Hello, Pack. I did not get much active prepping done this week. Two of our grandchildren have birthdays in the same week, so celebrating and finishing up homemade gifts took up a lot of my time.
I spent a lot of time at the barn on kidding watch, but Pearl still has not given birth yet. I swear, these kids are either going to be born already weaned and ready to breed or I am way off on her gestation count this time.
We did, however, get the final pantry built and are making doors for it today. For the project we used store-bought lumber for the framing and shelving, but harvested barnwood and tin from the old hog pen and barn to make the doors.
It took us about two hours to remove the tin panels and wood we needed, but was well worth it. Not only did “going shopping” on our survival homestead save us money, we were able to repurpose materials from an 1800s era beauty that was no longer stable and the created a beautiful rustic look for the pantry in the process.
Our new meat rabbits are growing well. The Californians appear really healthy and are quite easy to handle. The grandkids are getting attached to them, which is fine for the breeders, but won’t work so well once they start producing kits.
We rehabbed the old chicken coop and run for their home. The meat rabbit part of our survival plan is under Brea’s control and supervision. I was thrilled that she did not want to keep the rabbits in tiny pens where their feet never touched the ground and the taste of grass did not ever cross their lips.
I believe in raising animals as naturally as possible. This is not only the most humane way to treat our meat, egg, working, or leisure livestock, but also cut down on disease development and spreading and feed costs.
Dolly is our other new barn addition. She is a black Pygmy doe. So far, Not Negan is not at all interested in her. He is quite amorous 24/7, so that is a little surprising. He is so infatuated with Bess, our 20-year-old mini donkey, that attempting to mount her is taking up all of his time.
You see, dear fellow preppers, Not Negan fancies himself part of the equine herd. Except when he is romancing Pearl, he spends all of his time with the big herd.
The only bad part of this situation is the habit of grazing and not browsing that he developed. I did not need another mouth eating off of our pasture. The goats are supposed to browse and keep the woods cut back and eat all of the things that the horses prefer not to – or cannot eat.

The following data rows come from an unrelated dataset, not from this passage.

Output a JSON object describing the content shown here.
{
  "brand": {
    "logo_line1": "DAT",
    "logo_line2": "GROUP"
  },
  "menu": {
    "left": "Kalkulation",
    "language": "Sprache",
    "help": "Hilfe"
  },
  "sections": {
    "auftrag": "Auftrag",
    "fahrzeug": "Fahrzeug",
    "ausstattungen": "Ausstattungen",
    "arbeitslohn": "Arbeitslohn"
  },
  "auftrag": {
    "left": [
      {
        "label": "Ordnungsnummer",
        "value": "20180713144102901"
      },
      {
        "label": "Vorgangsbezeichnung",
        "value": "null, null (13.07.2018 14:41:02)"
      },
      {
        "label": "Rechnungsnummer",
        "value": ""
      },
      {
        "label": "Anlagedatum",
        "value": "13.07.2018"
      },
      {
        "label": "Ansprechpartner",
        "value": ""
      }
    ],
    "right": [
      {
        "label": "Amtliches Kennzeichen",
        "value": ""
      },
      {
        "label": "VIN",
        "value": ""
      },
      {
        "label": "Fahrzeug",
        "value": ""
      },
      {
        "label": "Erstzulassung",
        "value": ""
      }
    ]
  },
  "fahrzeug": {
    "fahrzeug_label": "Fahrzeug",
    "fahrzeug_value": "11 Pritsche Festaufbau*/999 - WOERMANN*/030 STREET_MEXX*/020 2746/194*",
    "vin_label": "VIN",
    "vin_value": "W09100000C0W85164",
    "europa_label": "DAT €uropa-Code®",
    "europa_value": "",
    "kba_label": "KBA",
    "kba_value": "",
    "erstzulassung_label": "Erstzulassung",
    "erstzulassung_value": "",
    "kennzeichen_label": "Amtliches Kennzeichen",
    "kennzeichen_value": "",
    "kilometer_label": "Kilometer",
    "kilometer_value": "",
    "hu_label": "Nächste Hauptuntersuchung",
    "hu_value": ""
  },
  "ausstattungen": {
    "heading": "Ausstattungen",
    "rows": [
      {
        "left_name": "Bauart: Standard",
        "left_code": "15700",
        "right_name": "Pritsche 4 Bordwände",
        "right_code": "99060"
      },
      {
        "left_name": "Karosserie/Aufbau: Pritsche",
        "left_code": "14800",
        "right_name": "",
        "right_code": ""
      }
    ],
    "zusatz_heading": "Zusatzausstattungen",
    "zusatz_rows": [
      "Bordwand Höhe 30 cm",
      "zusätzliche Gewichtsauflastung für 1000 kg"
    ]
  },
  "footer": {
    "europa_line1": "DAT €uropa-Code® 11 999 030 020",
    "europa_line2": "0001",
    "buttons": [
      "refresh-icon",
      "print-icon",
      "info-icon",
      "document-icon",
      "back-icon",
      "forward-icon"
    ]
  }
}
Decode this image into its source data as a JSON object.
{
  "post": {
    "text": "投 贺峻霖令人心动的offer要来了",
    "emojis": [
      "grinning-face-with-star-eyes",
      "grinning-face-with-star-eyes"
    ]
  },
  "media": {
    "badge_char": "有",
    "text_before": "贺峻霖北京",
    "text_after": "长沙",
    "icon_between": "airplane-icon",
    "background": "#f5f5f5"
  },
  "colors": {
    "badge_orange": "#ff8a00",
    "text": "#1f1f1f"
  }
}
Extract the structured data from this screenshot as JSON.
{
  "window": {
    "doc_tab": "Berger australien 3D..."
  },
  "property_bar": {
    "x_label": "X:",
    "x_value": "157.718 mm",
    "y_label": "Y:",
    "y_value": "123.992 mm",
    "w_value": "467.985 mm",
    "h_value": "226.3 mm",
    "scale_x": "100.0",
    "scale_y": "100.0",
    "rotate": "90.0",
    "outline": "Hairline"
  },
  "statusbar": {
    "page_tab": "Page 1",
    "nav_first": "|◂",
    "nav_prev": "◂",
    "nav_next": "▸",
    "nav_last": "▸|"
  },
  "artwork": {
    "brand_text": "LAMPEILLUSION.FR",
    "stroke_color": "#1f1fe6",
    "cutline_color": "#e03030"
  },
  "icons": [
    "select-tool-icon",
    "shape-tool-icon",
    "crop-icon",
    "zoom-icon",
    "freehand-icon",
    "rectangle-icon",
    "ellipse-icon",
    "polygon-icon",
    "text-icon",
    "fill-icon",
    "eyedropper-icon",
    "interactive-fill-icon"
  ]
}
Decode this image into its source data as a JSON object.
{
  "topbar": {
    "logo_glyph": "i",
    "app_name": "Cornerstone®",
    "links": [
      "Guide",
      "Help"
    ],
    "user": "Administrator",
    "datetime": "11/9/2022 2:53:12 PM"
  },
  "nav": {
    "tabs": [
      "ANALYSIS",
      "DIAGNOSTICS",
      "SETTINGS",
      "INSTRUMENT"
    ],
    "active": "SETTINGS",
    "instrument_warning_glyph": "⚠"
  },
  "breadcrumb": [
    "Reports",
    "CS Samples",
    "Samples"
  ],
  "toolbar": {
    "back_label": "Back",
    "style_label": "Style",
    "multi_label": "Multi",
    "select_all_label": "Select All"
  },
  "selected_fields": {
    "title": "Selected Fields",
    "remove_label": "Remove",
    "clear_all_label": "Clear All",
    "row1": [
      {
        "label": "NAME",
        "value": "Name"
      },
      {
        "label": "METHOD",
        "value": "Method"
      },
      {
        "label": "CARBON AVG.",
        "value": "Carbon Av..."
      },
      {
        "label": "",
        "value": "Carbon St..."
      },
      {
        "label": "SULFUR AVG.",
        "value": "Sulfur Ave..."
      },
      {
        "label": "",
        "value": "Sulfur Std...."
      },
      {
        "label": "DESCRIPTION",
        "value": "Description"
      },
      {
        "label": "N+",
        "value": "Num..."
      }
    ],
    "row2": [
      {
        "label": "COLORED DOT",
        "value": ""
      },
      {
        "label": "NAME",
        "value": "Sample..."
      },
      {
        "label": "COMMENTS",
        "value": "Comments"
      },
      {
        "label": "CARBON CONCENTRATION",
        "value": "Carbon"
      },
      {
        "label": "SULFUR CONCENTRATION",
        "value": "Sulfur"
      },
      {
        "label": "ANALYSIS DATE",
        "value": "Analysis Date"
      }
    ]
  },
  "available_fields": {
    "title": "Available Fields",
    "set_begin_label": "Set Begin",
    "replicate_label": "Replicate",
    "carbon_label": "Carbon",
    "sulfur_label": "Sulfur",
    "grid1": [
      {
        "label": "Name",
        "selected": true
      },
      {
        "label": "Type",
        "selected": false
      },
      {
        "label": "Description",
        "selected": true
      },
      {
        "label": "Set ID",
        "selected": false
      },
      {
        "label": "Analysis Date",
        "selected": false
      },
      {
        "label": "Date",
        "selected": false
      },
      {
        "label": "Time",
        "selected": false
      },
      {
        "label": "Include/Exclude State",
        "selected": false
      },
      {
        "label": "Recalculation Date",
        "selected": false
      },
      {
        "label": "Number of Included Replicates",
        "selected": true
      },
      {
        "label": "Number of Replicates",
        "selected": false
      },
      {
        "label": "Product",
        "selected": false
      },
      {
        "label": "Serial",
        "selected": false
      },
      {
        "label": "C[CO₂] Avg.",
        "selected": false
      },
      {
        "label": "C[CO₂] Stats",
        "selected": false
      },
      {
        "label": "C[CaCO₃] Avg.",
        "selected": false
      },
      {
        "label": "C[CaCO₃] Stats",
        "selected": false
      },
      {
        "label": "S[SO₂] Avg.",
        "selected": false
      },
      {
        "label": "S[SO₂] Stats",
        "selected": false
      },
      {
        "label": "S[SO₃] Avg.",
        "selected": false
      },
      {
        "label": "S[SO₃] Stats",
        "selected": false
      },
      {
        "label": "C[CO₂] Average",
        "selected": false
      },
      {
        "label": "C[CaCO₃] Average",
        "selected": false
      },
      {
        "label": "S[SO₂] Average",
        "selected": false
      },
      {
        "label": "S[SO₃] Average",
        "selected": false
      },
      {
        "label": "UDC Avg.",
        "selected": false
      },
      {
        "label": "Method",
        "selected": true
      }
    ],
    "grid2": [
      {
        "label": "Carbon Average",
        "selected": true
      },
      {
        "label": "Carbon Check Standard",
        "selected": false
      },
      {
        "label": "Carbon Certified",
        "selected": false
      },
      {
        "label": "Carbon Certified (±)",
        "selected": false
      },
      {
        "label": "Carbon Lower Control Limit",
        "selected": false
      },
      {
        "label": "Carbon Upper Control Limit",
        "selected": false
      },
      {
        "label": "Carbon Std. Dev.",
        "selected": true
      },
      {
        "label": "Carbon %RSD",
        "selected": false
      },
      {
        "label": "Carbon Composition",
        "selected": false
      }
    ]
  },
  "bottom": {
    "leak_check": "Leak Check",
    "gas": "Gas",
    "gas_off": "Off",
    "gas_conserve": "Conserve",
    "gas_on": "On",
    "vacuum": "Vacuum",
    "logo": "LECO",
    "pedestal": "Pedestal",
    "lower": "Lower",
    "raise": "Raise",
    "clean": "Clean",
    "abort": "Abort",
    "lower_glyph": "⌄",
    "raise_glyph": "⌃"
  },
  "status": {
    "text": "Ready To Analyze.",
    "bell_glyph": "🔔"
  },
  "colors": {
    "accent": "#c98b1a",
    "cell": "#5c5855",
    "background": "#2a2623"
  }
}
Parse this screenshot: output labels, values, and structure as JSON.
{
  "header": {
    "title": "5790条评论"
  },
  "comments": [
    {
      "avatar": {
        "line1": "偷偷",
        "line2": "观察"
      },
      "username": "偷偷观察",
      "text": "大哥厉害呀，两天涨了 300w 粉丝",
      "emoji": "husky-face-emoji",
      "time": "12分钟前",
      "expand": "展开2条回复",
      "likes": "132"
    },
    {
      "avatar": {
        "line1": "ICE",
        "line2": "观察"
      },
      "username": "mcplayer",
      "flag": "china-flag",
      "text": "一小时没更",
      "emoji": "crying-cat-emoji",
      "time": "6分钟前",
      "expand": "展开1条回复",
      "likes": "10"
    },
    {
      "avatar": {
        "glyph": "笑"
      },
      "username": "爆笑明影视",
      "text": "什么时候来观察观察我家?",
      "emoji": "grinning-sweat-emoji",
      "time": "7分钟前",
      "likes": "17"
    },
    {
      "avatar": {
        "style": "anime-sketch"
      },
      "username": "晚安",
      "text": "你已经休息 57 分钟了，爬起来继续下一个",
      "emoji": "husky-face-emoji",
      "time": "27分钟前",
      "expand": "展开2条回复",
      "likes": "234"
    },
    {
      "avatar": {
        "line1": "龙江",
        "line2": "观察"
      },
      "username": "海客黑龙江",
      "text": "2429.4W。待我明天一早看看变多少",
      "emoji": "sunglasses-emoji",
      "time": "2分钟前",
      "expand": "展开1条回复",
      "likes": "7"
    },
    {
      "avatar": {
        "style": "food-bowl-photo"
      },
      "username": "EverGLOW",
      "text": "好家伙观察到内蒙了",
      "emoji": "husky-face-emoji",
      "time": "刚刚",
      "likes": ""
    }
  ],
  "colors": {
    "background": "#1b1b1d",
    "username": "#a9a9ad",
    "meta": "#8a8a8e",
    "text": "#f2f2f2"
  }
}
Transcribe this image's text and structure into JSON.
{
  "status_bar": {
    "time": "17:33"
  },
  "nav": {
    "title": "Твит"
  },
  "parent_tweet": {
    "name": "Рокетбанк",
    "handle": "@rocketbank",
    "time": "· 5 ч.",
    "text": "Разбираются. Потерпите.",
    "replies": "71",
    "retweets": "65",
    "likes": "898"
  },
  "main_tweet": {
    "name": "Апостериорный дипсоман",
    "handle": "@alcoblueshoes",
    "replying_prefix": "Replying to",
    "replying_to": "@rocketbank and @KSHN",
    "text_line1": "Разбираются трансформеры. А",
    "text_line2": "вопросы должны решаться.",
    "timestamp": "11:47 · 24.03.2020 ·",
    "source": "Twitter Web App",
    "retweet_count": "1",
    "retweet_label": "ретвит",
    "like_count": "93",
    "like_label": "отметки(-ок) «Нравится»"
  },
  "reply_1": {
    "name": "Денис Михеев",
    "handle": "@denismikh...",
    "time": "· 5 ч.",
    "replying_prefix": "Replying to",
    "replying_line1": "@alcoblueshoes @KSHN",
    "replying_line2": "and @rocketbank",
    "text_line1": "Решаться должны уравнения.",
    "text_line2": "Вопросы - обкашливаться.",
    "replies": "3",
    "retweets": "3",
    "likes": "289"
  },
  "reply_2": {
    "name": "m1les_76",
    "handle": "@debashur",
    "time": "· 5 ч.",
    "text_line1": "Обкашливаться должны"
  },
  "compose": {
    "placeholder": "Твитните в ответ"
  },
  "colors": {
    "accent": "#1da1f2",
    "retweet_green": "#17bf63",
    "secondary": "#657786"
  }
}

Not Negan is as voracious of an eater as he is a lover. So, he still browses, but prefers to just stand under my Ruby (the beauty shown in the feature photo) and graze.
My Ru gets a bad rap as a mean girl – as most mare’s are, especially lead mares, but she can down right affectionate and sweet when she wants to – as her gently giving a “head hug” in the photo shows. She is instinctively gentle with children.
Ruby does not like men, only one is able to ride her, and she gives him one heck of a ride. She does well with my Bobby from a care perspective, he has absolutely no desire to saddle her up, which is probably a good thing.
Other preps this week include making and canning some bean soup, harvesting more tomatoes and peppers from our fall garden, and adding more firewood to our stockpile.
There is a lot of deer hunting going on at our survival homestead right now, I am hoping our butcher shop gets put to great use this weekend – I am eager to try out a new deer jerky recipe in my dehydrator.
This Week’s Questions
- If you keep livestock of any size, how are you prepping to keep them fed during a long-term disaster?
- What livestock do you think will make the best barter during and after a SHTF event?
- Do you know how to process meat that you are raising or plan to hunt – or is that a skill you want to learn?
- What did you do to prep this week?